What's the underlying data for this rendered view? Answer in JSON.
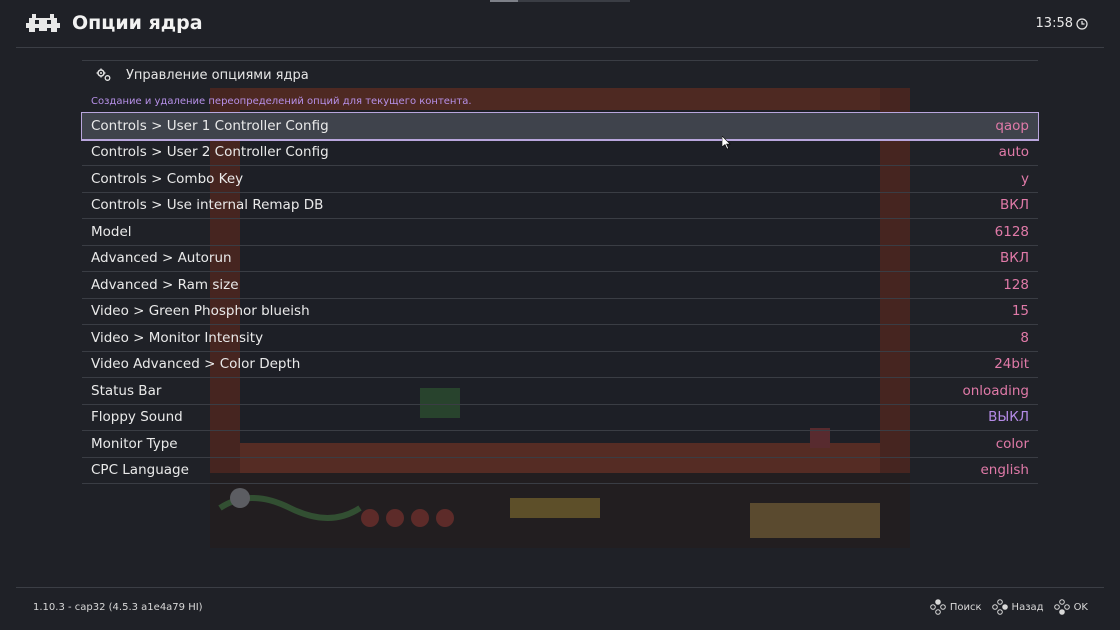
{
  "header": {
    "title": "Опции ядра",
    "clock": "13:58",
    "logo_icon": "retroarch-invader-icon",
    "clock_icon": "clock-icon"
  },
  "manage": {
    "label": "Управление опциями ядра",
    "icon": "gears-icon",
    "sublabel": "Создание и удаление переопределений опций для текущего контента."
  },
  "options": [
    {
      "label": "Controls > User 1 Controller Config",
      "value": "qaop"
    },
    {
      "label": "Controls > User 2 Controller Config",
      "value": "auto"
    },
    {
      "label": "Controls > Combo Key",
      "value": "y"
    },
    {
      "label": "Controls > Use internal Remap DB",
      "value": "ВКЛ"
    },
    {
      "label": "Model",
      "value": "6128"
    },
    {
      "label": "Advanced > Autorun",
      "value": "ВКЛ"
    },
    {
      "label": "Advanced > Ram size",
      "value": "128"
    },
    {
      "label": "Video > Green Phosphor blueish",
      "value": "15"
    },
    {
      "label": "Video > Monitor Intensity",
      "value": "8"
    },
    {
      "label": "Video Advanced > Color Depth",
      "value": "24bit"
    },
    {
      "label": "Status Bar",
      "value": "onloading"
    },
    {
      "label": "Floppy Sound",
      "value": "ВЫКЛ"
    },
    {
      "label": "Monitor Type",
      "value": "color"
    },
    {
      "label": "CPC Language",
      "value": "english"
    }
  ],
  "footer": {
    "version": "1.10.3 - cap32 (4.5.3 a1e4a79 HI)",
    "hints": [
      {
        "label": "Поиск",
        "icon": "gamepad-button-icon"
      },
      {
        "label": "Назад",
        "icon": "gamepad-button-icon"
      },
      {
        "label": "OK",
        "icon": "gamepad-button-icon"
      }
    ]
  },
  "colors": {
    "value": "#e07aa8",
    "value_off": "#b48ae6",
    "sublabel": "#b690e8",
    "selection_border": "#b9a6dd"
  }
}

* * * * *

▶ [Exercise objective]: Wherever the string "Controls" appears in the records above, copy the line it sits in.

▶ [Answer for this exercise]:
      "label": "Controls > User 1 Controller Config",
      "label": "Controls > User 2 Controller Config",
      "label": "Controls > Combo Key",
      "label": "Controls > Use internal Remap DB",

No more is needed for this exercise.